__Exercise requirements__
In the entries below, count each line where "background" appears. Give the total and nothing more.

= = = =

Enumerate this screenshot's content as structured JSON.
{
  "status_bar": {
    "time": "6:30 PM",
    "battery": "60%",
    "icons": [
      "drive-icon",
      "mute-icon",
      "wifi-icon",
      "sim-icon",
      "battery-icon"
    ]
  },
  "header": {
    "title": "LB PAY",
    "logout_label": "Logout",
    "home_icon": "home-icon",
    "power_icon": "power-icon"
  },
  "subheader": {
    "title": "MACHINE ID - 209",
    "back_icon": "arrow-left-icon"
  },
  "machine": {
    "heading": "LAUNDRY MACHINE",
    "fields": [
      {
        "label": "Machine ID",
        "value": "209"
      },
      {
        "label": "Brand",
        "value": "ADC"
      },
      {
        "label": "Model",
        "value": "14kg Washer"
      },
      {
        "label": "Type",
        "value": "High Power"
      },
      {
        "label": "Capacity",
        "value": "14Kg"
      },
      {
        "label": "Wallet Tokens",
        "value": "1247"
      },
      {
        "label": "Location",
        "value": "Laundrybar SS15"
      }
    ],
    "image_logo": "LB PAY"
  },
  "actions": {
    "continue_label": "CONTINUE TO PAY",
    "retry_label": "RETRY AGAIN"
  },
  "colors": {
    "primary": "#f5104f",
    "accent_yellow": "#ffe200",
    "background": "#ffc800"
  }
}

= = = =

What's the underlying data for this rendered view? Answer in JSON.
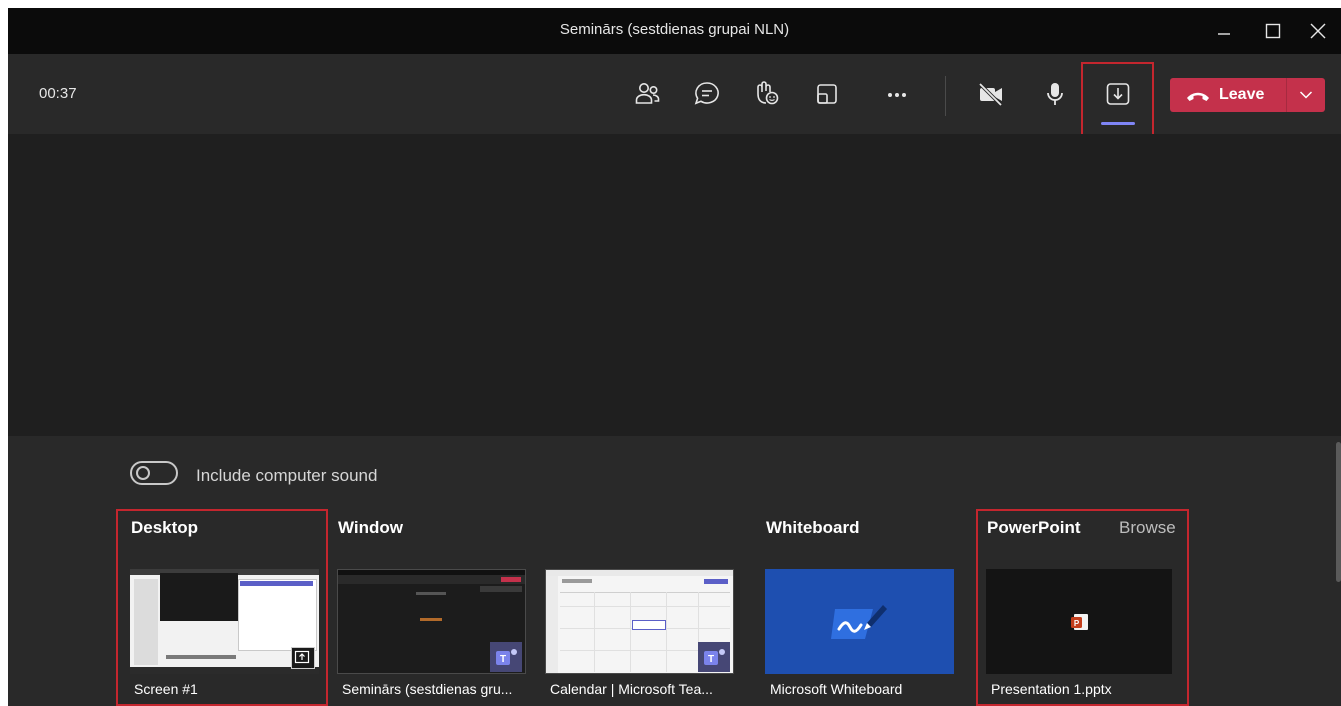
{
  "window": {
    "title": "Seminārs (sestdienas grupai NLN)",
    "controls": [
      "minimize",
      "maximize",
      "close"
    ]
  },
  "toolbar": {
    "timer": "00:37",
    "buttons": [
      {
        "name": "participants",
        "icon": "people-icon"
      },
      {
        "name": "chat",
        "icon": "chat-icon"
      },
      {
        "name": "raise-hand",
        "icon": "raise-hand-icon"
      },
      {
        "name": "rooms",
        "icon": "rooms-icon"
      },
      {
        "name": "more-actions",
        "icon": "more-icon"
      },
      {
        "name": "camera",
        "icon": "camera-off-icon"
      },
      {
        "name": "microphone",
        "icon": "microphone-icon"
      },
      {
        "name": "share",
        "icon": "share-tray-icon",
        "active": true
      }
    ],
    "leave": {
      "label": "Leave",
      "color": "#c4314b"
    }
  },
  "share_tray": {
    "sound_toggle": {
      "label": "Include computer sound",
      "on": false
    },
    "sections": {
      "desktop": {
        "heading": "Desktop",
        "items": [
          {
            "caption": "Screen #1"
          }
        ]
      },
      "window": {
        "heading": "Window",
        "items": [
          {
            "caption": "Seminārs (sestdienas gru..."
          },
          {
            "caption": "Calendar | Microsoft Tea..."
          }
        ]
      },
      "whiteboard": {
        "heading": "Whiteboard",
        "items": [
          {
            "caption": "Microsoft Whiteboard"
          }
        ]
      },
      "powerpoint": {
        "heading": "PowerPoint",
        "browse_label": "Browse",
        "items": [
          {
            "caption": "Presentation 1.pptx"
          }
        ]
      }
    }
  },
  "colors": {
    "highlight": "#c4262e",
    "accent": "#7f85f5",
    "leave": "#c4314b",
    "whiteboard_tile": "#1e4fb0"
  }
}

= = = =

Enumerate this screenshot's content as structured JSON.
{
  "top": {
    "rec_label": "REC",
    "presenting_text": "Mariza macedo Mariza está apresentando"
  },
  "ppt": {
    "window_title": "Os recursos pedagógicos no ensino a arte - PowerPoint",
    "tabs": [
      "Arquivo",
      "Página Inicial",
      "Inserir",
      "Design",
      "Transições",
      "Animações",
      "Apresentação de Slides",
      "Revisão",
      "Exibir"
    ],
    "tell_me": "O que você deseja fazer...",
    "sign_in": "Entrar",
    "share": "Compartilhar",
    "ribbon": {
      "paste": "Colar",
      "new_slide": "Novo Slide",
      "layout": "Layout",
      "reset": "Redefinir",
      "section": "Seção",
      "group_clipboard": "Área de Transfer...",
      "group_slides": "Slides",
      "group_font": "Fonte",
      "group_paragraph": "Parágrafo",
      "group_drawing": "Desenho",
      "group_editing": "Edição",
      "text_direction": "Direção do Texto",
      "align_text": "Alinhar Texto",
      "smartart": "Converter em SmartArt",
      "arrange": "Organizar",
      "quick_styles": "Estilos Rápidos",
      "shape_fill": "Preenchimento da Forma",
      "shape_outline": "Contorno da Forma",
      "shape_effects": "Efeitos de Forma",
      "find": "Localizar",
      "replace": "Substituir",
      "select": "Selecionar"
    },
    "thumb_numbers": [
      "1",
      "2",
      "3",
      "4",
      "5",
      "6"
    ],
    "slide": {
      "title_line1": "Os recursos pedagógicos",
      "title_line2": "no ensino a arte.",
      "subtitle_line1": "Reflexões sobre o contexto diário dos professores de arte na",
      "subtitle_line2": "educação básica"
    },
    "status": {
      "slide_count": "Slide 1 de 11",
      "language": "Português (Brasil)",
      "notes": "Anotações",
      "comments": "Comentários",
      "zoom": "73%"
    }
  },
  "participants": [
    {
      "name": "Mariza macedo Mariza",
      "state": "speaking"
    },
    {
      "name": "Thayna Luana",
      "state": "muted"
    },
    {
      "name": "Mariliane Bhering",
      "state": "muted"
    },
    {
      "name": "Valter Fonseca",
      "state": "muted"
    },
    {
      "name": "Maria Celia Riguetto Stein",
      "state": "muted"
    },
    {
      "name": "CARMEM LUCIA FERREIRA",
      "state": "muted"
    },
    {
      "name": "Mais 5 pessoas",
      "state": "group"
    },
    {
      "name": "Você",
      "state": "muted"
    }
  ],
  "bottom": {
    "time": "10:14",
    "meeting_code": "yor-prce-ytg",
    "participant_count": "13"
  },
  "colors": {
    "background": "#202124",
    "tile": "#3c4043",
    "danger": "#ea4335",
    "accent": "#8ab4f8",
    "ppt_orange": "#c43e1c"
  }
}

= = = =

__Task response__
2